Mobil Oil Corporation began digging in Fairfax county yesterday. No, it was not oil exploration, but the county may strike it rich.
Mobil formally broke ground for its U.S. Marketing and Refining Division headquarters, which will be located on Gallows Road, just off the intersection of Interstate 495 and Route 50.
Prior to the official ground-breaking, Mobil Chairman Rawleigh Warner Jr. and Gov. John Dalton addressed a group of 200 state and county officials, Mobil executives and press, under two yellow and white striped plastic tents while the Falls Church High School 23-piece band entertained.
It was perhaps appropriate that one of the tunes played by the band was "Who Sorry Now?", since the new facility will bring some 1,300 new employes to Northern Virginia from financially beleaguered New York City.
Warner denied that Mobil was abandoning New York. In an interview after the groundbreaking, he said. "We are leaving 2,600 employes there, and we have just bought the building we have been renting there for years."
But he would not state flatly that more Mobil divisions would not relocate outside of New York. He said discussions on such matters are always going on, and "I don't know what the future will dictate."
Dalton appeared particularly happy to be at the groundbreaking. For his and Virginia's sake, the band played, "Sing, Sing, Sing."
"We are going all out to bring companies to Virginia," Dalton said in an interview. "We have several attractions, including the very significant factor of being located near the nation's capital. And we have other attractions like a 5 3/4 percent maximum income tax and a Right-to-Work law."
Warner agreed, emphasising the attraction of being near the capital.
"It has become a fact of business life that our activities involve increasing interfaces with government and government regulation," Warner said in his speech. "From here, U.S. Division managers will have easy access to the various federal offices with which they must deal . . . this proximity to Washington will continue to grow in importance."
He also cited easy accessibility to Dulles Airport, attractive nearby housing, and "reasonably complete cultural and recreational amenities," as reasons for choosing Virginia over such possible relocation sites as Maryland, Connecticut and other spots on the eastern seaboard.
Warner also said Mobil enjoyed excellent relations with state government officials while developing the move.
Mobil official Bill Richardson, who headed up the relocation project, praised the "integrity and financial stability of the state and local governments," as a major factor easing the move here.
Both officials praised Fairfax county Board of Supervisors Chairman John Herrity for his work in getting Mobil to move to his county.

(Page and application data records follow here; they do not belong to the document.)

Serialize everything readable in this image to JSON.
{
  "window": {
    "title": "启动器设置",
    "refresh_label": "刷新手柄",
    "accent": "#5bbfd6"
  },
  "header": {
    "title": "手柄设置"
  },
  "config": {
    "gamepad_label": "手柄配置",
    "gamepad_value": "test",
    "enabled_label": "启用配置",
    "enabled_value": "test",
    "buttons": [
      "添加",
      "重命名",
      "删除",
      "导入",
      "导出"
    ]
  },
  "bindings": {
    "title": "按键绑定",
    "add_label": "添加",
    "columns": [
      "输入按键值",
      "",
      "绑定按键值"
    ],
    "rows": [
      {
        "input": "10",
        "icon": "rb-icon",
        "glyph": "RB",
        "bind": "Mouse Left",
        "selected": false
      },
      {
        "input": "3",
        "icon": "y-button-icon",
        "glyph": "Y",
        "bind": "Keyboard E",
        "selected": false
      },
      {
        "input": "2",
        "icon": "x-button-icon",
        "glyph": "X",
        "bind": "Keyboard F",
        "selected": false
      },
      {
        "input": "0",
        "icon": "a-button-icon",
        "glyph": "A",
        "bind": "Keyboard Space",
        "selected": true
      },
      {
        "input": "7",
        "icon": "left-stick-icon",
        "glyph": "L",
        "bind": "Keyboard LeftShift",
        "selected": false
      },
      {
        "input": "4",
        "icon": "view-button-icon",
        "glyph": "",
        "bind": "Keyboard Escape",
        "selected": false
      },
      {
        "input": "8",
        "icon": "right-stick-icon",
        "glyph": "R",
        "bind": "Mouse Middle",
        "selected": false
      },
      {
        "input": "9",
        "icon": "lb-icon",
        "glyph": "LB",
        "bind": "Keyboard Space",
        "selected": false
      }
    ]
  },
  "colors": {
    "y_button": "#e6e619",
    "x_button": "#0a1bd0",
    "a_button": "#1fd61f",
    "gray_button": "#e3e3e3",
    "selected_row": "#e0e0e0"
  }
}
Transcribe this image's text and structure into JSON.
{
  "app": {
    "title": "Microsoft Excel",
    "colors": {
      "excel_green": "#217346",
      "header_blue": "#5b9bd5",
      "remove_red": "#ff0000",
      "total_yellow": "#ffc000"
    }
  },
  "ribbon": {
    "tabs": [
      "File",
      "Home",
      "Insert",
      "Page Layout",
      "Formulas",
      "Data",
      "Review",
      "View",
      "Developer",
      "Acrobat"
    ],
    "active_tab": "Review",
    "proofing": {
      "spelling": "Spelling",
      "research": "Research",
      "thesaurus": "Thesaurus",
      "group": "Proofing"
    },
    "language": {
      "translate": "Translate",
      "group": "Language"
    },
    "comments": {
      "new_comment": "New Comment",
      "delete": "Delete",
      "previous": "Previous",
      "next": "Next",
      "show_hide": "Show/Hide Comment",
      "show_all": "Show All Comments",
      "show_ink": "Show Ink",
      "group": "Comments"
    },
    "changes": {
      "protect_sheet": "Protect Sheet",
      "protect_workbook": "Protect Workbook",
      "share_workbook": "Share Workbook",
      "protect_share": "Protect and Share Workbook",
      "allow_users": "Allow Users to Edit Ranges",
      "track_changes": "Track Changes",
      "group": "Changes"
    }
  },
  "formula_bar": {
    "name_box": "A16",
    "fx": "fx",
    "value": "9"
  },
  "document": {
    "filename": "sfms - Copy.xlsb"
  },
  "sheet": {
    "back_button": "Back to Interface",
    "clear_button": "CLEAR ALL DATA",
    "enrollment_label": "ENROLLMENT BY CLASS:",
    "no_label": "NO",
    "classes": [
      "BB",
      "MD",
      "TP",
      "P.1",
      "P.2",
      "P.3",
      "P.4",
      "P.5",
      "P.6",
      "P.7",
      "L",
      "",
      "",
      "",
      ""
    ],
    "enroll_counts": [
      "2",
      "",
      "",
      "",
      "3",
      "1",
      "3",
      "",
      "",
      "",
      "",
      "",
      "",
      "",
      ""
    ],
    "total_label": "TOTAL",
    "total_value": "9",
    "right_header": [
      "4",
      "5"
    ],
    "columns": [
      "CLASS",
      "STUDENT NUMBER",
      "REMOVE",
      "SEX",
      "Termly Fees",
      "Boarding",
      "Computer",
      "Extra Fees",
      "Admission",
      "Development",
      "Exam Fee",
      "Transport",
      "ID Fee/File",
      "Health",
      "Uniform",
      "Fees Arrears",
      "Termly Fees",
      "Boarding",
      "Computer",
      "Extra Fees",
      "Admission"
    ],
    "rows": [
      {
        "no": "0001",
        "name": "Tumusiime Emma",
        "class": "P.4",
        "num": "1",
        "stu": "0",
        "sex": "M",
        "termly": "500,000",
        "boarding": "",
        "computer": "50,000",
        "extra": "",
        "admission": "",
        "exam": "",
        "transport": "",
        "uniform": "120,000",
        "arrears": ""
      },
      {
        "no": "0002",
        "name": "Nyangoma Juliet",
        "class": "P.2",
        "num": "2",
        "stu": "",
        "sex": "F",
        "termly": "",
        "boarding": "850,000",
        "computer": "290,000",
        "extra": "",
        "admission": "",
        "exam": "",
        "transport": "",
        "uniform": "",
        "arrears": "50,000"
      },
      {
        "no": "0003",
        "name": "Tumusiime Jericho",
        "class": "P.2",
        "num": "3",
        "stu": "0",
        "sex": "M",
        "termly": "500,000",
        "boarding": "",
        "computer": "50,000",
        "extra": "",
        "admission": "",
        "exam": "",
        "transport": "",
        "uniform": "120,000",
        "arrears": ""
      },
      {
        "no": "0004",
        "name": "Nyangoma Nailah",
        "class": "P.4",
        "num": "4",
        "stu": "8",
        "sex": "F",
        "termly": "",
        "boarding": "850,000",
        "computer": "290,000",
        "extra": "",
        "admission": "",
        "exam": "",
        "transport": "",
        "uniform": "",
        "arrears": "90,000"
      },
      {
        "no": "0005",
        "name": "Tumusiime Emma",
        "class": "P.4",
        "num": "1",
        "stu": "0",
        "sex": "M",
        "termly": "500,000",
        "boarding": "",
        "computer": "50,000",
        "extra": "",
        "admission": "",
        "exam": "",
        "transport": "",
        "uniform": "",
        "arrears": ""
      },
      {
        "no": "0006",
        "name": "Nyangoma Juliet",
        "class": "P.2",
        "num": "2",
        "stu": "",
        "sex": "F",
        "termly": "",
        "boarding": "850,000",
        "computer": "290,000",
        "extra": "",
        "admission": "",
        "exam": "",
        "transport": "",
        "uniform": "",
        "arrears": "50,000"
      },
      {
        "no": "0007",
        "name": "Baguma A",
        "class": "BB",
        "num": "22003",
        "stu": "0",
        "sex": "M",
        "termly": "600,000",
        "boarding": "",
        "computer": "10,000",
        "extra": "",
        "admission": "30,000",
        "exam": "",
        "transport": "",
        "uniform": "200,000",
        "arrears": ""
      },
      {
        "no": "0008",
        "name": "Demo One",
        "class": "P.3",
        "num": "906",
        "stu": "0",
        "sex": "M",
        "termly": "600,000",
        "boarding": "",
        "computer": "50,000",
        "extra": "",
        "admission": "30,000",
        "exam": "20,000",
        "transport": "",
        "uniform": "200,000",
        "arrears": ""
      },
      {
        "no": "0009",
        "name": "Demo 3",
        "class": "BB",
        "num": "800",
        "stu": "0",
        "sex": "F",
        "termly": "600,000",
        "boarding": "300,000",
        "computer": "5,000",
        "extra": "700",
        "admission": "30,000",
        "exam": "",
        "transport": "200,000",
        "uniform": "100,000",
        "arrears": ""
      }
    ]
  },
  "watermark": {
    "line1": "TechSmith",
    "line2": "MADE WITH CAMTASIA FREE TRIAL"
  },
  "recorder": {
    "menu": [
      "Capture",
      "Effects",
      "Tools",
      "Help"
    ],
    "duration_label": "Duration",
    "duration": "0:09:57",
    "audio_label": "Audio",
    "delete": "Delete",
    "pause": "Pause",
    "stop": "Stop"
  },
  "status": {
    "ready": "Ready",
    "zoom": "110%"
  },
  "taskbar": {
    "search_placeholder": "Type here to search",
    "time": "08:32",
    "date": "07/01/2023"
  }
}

Herrity presented Warner with a silver shovel and a plaque showing the shovel to be a gift from the people of Fairfax County. In his remarks before the groundbreaking, Herrity said that the business tax base in Fairfax county had slipped from 16.5 percent of the total county tax base in 1971 to 14 percent in 1975.
Pointing out that the figures meant that residential users were paying higher portions of the county tax bills in recent years, Herrity added, "We did not think that trend should continue."
Mobil is one of several operations moving major facilities into Fairfax County recently, including American Telephone and Telegraph Co. and Boeing.
As part of the festivities, Dalton presented Warner with a "stock certificate" for a share in the Virginia Company, the first corporation in America, which was set up in 1607 in Virginia to foster trade between Virginia and England.
The Mobil facility will consist of two buildings. One is an eight-story office building, consisting of two wings and a cylindrical core. It will house the basic administrative services and a heliport on the roof of one wing.
The second building will have three stories and contain an employe services and training center, as well as an atrium. The buildings will be linked by a glass-enclosed pedestrian walkway.
There will be underground parking facilities in the building, which was designed by architect Gyo Obato, of the St. Louis firm of Hellmuth, Obato & Kassabaum.
The complex, located in the center of a heavily wooded area, and is scheduled for occupancy in the summer of 1980.